Yesterday, I attended CloudCamp in Frankfurt. My overall impressions: professional organisation, funny location (the film-museum in Frankfurt), great people, a large variety of topics, and a couple of highly interesting presentations. And most of all: good discussions! Thanks to the organisers and sponsors of this great event!
Among my personal high-lights was the presentation of Uri Budnik from RightScale, who gave insights how instrastructure services such as Amazon EC2 are actually used today. Not only startups or Facebook application providers like in the beginning, but also Fortune 500 companies are discovering the cloud and moving IT services in public space.
I also liked the presentation of Bernd Becker from Siemens, who has a decade of experience as Application Service Provider (ASP), which is actually the predecessor of cloud-computing. The fact that cloud-computing emerged from the consumer space and is not designed for enterprises from the very beginning will have an impact on the security architecture and raises questions related to security, auditing and prooving resource usage.
Tom Cole stressed the growing importance of identity management and security with the rising popularity of SaaS usage.
Sam Johnston talked about the Open Cloud Initiative that has the goal to define and protect the Open Cloud including everybody’s right to access his data in the cloud via open interfaces in open data formats. Great initiative!
Panel about Private Clouds
The questions and discussions in the unpanel-session were primarily about importance and justification of private clouds, i.e. cloud computing services built upon the internal infrastructure of an enterprise. The range of opinions were large: “private clouds are not much more than the consequent use of virtualization technology” – “private clouds are an evolutional yet transitional step between internal IT management of today and (public) cloud-based IT management of tomorrow” – “private clouds will always be the first choice for applications with mission-critical data or usecases with small delay and response time requirements“.
I noted a couple of good questions in this workshop. We plan to address some of them in upcoming blog-posts. If you are a workshop participant and you think I forget something important, please let me know in the comments!
- Aren’t private or hybrid clouds (including Amazon’s VPC) a sign that the great vision of public clouds are just a chimera? Frankenstein created his monster, but now that it starts walking we see the need to enchain it?
- Are technical security issues just a way to hide the real problems which are: trust and compliance?
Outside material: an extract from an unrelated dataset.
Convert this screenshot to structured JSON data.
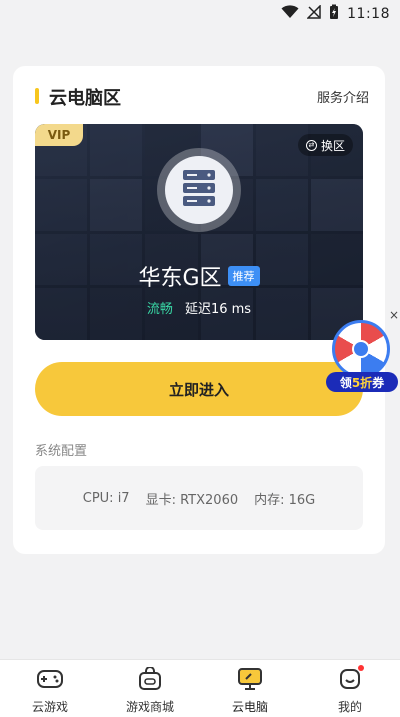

- Can compliance follow the speed of technological progress? Examples: how to retrieve business-related information of an employee that quit the company, when the information is stored at Google? In some countries, strong encryption is not allowed – how to secure privacy of data here?
- What new problems appear related to auditing? One example: how does a server know its location and how can we be sure that the location cannot be faked?
- Aren’t most of the security issues for public clouds are the same as they are for hosting already?
- What is the difference between a cloud-provider and a bank? Much stronger compliance and auditing!
- Will the right to audit be a key differentiator once the cloud-market gets more mature pushing companies like Google or Amazon to change their current habits and attitude?
More opinions on CloudCamp Frankfurt 09 here:
Here is the link to the Elastic Security presentation: “Cloud Security: New Problem or New Context?”